Of the 90 randomised patients 89 were included in analysis of the primary outcome, the inverse oxygenation index, measured at a single time point 21 hours after CPB start and longitudinally 1, 3, 5, 7, and 21 hours after CPB start. At 21 hours, patients randomised to pulmonary artery perfusion with oxygenated blood had a higher inverse oxygenation index compared to patients randomised to no pulmonary perfusion during CPB (mean difference (MD) 0.94; 95% confidence interval (CI), 0.05 to 1.83; P=0.04). The inverse oxygenation index was also significantly higher at 21 hours after CPB start (MD 0.99; CI, 0.29 to 1.69; P=0.007), and longitudinally (P=0.009), for patients receiving pulmonary artery perfusion with oxygenated blood compared to pulmonary artery perfusion with HTK solution. This corresponds to a PaO2 difference of 23 mmHg with a median FiO2 of 0.32. We found no additional significant differences for the remaining comparisons of the inverse oxygenation index neither for any of the secondary outcomes. 
The systematic review identified 4 trials with a total of 210 patients.
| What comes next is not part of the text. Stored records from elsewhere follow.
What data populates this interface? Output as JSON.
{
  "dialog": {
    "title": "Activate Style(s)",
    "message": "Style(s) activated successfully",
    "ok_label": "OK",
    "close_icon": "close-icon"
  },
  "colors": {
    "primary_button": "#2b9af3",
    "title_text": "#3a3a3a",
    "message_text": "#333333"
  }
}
In meta-analyses pulmonary artery perfusion with blood versus no pulmonary perfusion during CPB was not associated with relative risk of death (1.7; 95% CI, 0.4 to 6.9; 210 patients in three trials with high and one trial with low risk of bias), serious adverse events (1.2; 95% CI, 0.8 to 1.8; 180 patients in two trials with high and one trial with low risk of bias) or intubation time (-0.4 hours; 95% CI, -1.1 to 0.4; 176 patients in three trials with high and one trial with low risk of bias). TSA on mortality, serious adverse events, and PaO2/FiO2 ratio showed that required information sizes have not been reached, but pulmonary artery perfusion with blood was associated with a higher PaO2/FiO2 ratio (27.8 mmHg; 95% CI, 5.7 to 50.0 mmHg; 119 patients in two trials with high and one trial with low risk of bias). TSA on intubation time showed that the boundary for lack of superiority (futility) was crossed refuting a shorten intubation time of 1.5 hours or more. 
Our trial provided additional knowledge about the use of pulmonary artery perfusion during CPB in cardiac surgery patients with COPD, and improved oxygenation for patients receiving pulmonary artery perfusion with oxygenated blood. Pulmonary artery perfusion with HTK solution did not result in an improved oxygenation. In line with this, the systematic review including data from additional trials showed a possible association between pulmonary artery perfusion with blood and improved oxygenation, but no significant associations with mortality, serious adverse events or intubation time. However, all data are too sparse to be conclusive.

KW - Cardiac Surgical Procedures

KW - Cardiopulmonary Bypass/adverse effects

KW - Glucose/administration & dosage

KW - Hospital Mortality

KW - Humans

KW - Lung/blood supply

KW - Mannitol/administration & dosage

KW - Perfusion/methods

KW - Potassium Chloride/administration & dosage

KW - Procaine/administration & dosage

KW - Pulmonary Artery/physiopathology

KW - Pulmonary Circulation

KW - Pulmonary Disease, Chronic Obstructive/complications

KW - Pulmonary Gas Exchange

KW - Randomized Controlled Trials as Topic

M3 - Review

VL - 65

SP - B5473

JO - Danish Medical Bulletin (Online)

JF - Danish Medical Bulletin (Online)

SN - 1603-9629

IS - 3

ER -

ID: 56718140